Bess Lomax Hawes, 1921-2009
Obituary by John Pietaro
Portland, Oregon: Bess Lomax Hawes, a member of the esteemed Lomax family of folklorists and part of the seminal urban folk music group ‘the Almanac Singers’ died on November 27. She was 88 years old.
Ms. Lomax Hawes, born in Texas, began her journey into folk song through her father John Lomax’s important work of collecting rural musics throughout the US. The Lomaxes relocated to Washington DC during Bess’ teen years and her father, and soon after her brother Alan, began to work for the Library of Congress, chronicling the music of the nation and offering the young Ms. Lomax a visceral education into the power of culture.
She’d begun playing the guitar at 15 as a means to get through the long hours as she and her parents traveled Europe. Adapting to a wide array of music in various languages, Bess was able to develop both her repertoire of “peoples’ songs” and her guitar technique simultaneously. Within two years, she’d become an in-demand guitar teacher and to meet the needs of the many students seeking tutelage, Lomax created a curriculum for seminar-style lessons to teach large groups. This type of music education would serve her well in later years, particularly after she’d moved to the west coast.
But by 1940, Ms Lomax became further entrenched in folk song when she was recruited by her father and brother to help catalog material for a book entitled Our Singing Country. At this time, Woody Guthrie was brought to DC to record for the Library of Congress and Pete Seeger was now on staff for the season, cementing their relationship. Bess’ brother Alan Lomax was now seen as the major link among this new breed of radical folksingers which grew to include Guthrie, Leadbelly, Aunt Mollie Jackson and others. He and Leftist actor Will Geer organized a New York event to benefit migrant workers, “A Grapes of Wrath Evening” which featured the growing stable of this first generation of folk revivalists; Bess Lomax a stood among those performers.

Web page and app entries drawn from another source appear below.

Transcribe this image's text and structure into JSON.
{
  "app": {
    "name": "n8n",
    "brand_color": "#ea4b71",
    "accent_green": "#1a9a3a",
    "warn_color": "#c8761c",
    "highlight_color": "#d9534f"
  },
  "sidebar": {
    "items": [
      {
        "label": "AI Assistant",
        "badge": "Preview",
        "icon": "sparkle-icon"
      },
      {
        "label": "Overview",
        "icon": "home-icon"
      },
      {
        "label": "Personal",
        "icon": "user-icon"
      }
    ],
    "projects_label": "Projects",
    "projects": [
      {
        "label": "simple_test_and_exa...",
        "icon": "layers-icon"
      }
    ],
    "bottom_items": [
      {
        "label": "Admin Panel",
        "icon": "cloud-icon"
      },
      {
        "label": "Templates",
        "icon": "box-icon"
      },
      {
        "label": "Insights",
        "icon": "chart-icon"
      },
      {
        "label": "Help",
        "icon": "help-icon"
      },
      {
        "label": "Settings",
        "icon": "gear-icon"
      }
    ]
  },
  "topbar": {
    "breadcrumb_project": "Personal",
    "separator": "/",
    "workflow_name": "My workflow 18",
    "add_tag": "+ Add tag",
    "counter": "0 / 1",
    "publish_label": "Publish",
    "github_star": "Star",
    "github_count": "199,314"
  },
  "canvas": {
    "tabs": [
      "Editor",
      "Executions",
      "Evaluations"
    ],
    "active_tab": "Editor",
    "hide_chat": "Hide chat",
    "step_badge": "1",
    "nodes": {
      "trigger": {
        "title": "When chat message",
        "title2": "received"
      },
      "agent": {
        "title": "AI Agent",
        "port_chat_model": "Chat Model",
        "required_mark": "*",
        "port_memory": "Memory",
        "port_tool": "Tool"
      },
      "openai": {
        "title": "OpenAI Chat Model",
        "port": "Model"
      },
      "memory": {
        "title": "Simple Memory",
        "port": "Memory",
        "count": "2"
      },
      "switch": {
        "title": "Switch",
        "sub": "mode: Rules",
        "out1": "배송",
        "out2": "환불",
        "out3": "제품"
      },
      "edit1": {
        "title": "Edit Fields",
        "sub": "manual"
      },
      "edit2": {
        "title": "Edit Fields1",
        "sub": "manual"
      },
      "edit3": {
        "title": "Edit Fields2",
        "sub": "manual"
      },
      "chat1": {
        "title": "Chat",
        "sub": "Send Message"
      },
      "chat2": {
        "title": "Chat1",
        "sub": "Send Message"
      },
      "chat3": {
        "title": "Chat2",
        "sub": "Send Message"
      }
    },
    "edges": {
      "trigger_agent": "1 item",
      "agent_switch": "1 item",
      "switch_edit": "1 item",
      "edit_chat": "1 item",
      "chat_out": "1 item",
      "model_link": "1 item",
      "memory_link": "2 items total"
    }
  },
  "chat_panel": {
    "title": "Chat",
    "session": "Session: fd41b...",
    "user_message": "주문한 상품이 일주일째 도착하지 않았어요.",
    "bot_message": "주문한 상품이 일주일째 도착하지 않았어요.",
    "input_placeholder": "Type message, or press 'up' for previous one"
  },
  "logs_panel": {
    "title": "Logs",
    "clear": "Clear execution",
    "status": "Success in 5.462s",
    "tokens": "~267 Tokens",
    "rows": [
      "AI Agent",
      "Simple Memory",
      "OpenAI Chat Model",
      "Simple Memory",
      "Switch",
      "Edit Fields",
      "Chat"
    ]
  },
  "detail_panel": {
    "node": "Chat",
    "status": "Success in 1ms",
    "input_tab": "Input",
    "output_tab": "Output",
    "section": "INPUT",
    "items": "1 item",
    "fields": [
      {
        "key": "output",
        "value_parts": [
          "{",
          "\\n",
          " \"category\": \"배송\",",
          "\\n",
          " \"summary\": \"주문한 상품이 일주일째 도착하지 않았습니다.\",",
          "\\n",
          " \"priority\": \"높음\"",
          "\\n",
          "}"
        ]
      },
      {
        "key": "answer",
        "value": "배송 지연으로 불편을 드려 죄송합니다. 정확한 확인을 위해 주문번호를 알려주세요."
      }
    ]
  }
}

Soon after, Seeger, Lee Hays and playwright Millard Lampell formed the nexus of the Almanac Singers, the first urban folk ensemble. The group performed traditional music presented with new, revolutionary lyrics, and incorporated into their sets older songs of dissent and their own topical compositions, too. Based in a communal living space in Greenwich Village, the Almanac Singers performed throughout 1940 and ’41 for Communist Party functions, May Day parades and radical cabarets. To the Almanacs’ surprise, the group was courted by the William Morris Agency, Decca Records and even the Rainbow Room as they toured the sites of countless CIO organizing campaigns.
By 1941, the group had expanded to include Bess Lomax, who’d graduated from Bryn Mawr College and moved into the group’s townhouse, often supplying the only regular income to their communal fund. But Bess was also seen as an important musical force, offering strong guitar playing, harmony vocals and an innate understanding of the folk process. Another new member, the illustrator Butch Hawes, would become Bess’ husband soon after; their union would produce three children over the years. Photos in this period depict a youthful but intense coalition of performers brandishing guitars and banjos as weapons of this cultural front, with Lomax Hawes looking younger, perhaps more vital, than the rest. Bess, with the Almanacs, recorded several historically powerful albums for the independent Keynote label including 1941’s ‘Talking Union’ , which produced the legendary versions of “Union Maid” and “Which Side Are You On?”, and the post-Pearl Harbor ‘Dear Mr. President’ which featured the stirring anti-fascist theme “Round and Round Hitler’s Grave”. She was also present for the sessions which produced the ‘Citizen CIO’ wartime collection, select Guthrie recordings and an important set of Spanish Civil War songs, among others.
Regardless of their strong anti-fascist output, the Almanac Singers were cited in the fury of reactionary suspicion and were branded as “Moscow agents” due to their earlier anti-war music of the Hitler-Stalin Pact. All offers for national radio broadcasts and record contracts were now off the table. Blacklisted, their engagements became scarce and the group fell apart. Worse, Bess lost her government job and in the post-war years would experience harassment by the FBI and various Rightist organizations. By 1950, Bess and songwriter Jackie Steiner would compose “The MTA Song” for a Boston mayoral candidate running on the Progressive Party line and this reflected Lomax Hawes’ continued radical leanings. Ironically, it became a major hit for the Kingston Trio in ’59; this group served as the portal for many of the next generation to discover the kind of folk singing the Almanacs had brought to wider attention, though the latter ensemble rarely if ever featured the protest core which was a staple of the Almanac Singers.
Later, Bess would move to the west coast where she’d teach American folklore in colleges before serving, for many years, as director of the National Endowment for the Arts’ Folk Arts Program. In 1993, a year after here retirement, Lomax Hawes was granted the National Medal of Arts by President Clinton for her work on behalf of American culture. In her latter years, Lomax Hawes continued speaking about folklore, ethnomusicology and the power of folk music as a force for social change. She is survived by her three children and six grandchildren.
-Published in ‘Political Affairs’ online, December 2009-